YOUR TASK = Once the data has been read, restate all of it exactly.

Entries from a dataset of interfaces
# # # #

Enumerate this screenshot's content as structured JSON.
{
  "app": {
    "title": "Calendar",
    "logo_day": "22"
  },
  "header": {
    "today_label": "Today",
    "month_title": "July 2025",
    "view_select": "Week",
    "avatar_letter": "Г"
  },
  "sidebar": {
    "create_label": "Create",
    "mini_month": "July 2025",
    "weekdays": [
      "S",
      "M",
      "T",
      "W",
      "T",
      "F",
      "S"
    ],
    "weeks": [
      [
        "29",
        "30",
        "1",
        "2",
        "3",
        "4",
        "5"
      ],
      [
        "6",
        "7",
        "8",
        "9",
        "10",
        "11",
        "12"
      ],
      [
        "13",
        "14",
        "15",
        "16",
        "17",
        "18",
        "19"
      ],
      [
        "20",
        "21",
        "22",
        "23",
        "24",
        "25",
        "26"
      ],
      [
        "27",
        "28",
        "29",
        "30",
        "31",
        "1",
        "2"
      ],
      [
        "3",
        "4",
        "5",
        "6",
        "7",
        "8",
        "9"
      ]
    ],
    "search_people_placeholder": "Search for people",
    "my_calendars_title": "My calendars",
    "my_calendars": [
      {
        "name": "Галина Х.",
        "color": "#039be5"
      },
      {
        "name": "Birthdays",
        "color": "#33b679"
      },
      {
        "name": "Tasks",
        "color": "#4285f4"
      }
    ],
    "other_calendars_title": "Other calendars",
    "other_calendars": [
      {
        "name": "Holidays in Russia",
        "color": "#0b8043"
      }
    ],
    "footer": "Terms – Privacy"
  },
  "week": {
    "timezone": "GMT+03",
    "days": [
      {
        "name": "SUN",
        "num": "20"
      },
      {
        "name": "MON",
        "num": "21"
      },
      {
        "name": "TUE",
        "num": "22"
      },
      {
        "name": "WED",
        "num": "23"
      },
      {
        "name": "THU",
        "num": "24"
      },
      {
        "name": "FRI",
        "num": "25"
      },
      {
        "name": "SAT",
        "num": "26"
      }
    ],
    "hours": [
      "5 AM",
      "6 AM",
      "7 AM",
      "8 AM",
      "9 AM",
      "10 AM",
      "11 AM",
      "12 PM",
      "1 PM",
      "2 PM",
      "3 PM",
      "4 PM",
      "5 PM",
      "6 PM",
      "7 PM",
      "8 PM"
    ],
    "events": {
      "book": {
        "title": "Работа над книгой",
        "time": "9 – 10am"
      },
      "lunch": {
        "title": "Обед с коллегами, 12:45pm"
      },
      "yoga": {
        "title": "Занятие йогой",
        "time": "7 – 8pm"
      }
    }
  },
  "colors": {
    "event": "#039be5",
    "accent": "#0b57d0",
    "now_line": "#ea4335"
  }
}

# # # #

EXPECTED ANSWER =
Enumerate this screenshot's content as structured JSON.
{
  "app": {
    "title": "Calendar",
    "logo_day": "22"
  },
  "header": {
    "today_label": "Today",
    "month_title": "July 2025",
    "view_select": "Week",
    "avatar_letter": "Г"
  },
  "sidebar": {
    "create_label": "Create",
    "mini_month": "July 2025",
    "weekdays": [
      "S",
      "M",
      "T",
      "W",
      "T",
      "F",
      "S"
    ],
    "weeks": [
      [
        "29",
        "30",
        "1",
        "2",
        "3",
        "4",
        "5"
      ],
      [
        "6",
        "7",
        "8",
        "9",
        "10",
        "11",
        "12"
      ],
      [
        "13",
        "14",
        "15",
        "16",
        "17",
        "18",
        "19"
      ],
      [
        "20",
        "21",
        "22",
        "23",
        "24",
        "25",
        "26"
      ],
      [
        "27",
        "28",
        "29",
        "30",
        "31",
        "1",
        "2"
      ],
      [
        "3",
        "4",
        "5",
        "6",
        "7",
        "8",
        "9"
      ]
    ],
    "search_people_placeholder": "Search for people",
    "my_calendars_title": "My calendars",
    "my_calendars": [
      {
        "name": "Галина Х.",
        "color": "#039be5"
      },
      {
        "name": "Birthdays",
        "color": "#33b679"
      },
      {
        "name": "Tasks",
        "color": "#4285f4"
      }
    ],
    "other_calendars_title": "Other calendars",
    "other_calendars": [
      {
        "name": "Holidays in Russia",
        "color": "#0b8043"
      }
    ],
    "footer": "Terms – Privacy"
  },
  "week": {
    "timezone": "GMT+03",
    "days": [
      {
        "name": "SUN",
        "num": "20"
      },
      {
        "name": "MON",
        "num": "21"
      },
      {
        "name": "TUE",
        "num": "22"
      },
      {
        "name": "WED",
        "num": "23"
      },
      {
        "name": "THU",
        "num": "24"
      },
      {
        "name": "FRI",
        "num": "25"
      },
      {
        "name": "SAT",
        "num": "26"
      }
    ],
    "hours": [
      "5 AM",
      "6 AM",
      "7 AM",
      "8 AM",
      "9 AM",
      "10 AM",
      "11 AM",
      "12 PM",
      "1 PM",
      "2 PM",
      "3 PM",
      "4 PM",
      "5 PM",
      "6 PM",
      "7 PM",
      "8 PM"
    ],
    "events": {
      "book": {
        "title": "Работа над книгой",
        "time": "9 – 10am"
      },
      "lunch": {
        "title": "Обед с коллегами, 12:45pm"
      },
      "yoga": {
        "title": "Занятие йогой",
        "time": "7 – 8pm"
      }
    }
  },
  "colors": {
    "event": "#039be5",
    "accent": "#0b57d0",
    "now_line": "#ea4335"
  }
}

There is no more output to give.